October 24, 2013
Historic D.C. Public Library to be redeveloped for mixed-use amid some opposition
by Claire Kelley
As the last building designed by Ludwig Mies Van der Rohe and one of the only examples of modern architecture in Washington D.C., the Martin Luther King Jr. Memorial Library was declared a historic landmark in 2007. This status has protected it from proposals to renovate—or completely redesign—the entire building.
But plans are underway to make some changes to the building, which requires significant repairs to windows and lighting in order to keep functioning. As an article in the Washington Post last year noted, the future of the library and how to best maintain it has been a source of controversy.
The Martin Luther King building is widely respected among architecture enthusiasts, and the city designated it a historic landmark in 2007. But despite new enthusiasm for the mid-century modern look, and concerted efforts at more consistent maintenance in past years, it isn’t universally loved. As Freelon [the library’s architect of record] acknowledged, if the library site at Ninth and G streets NW were bare ground, he could build a new bells-and-whistles library much more cheaply than remaking the old one.
Last week, the library announced that it had chosen ten architecture firms to submit technical plans for possible renovations, which are due on November 18th and will be judged by a “team of library, urban planning, architecture, and preservation experts.”
No decisions have been made on the type or the extent of the renovations or additions to the library. The selected firm will aid library staff and consultants in exploring the options outlined in an assessment done by the Urban Land Institute in fall 2011. These options include renovating the Martin Luther King Jr. Memorial Library as a stand-alone library or as a mixed-use with additional floors.
In addition, the library has launched a website, dclibrary.ideascale.com, as a way to collect information about what the public would like to be incorporated into the library. One possible idea is to create a cafe within the library. There were also inquiries as to how services for teens, children, people with disabilities, and spaces meetings should function.
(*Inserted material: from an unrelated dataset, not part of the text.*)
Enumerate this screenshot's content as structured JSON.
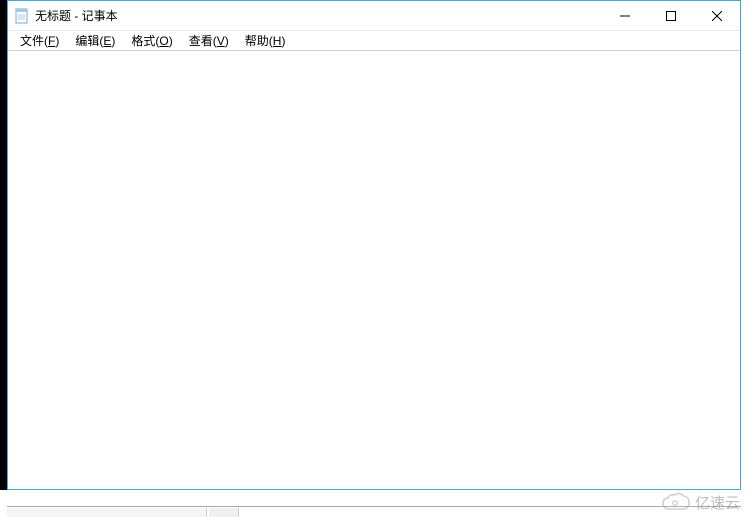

But not everyone agrees that the library should allow private use in order to defray the cost of development. A group called the Library Renaissance Project, which has ties to Ralph Nader, has protested the project in library meetings. The group is expected to become more vocal as plans for the future of the library get underway.
Claire Kelley is a the former Director of Library and Academic Marketing.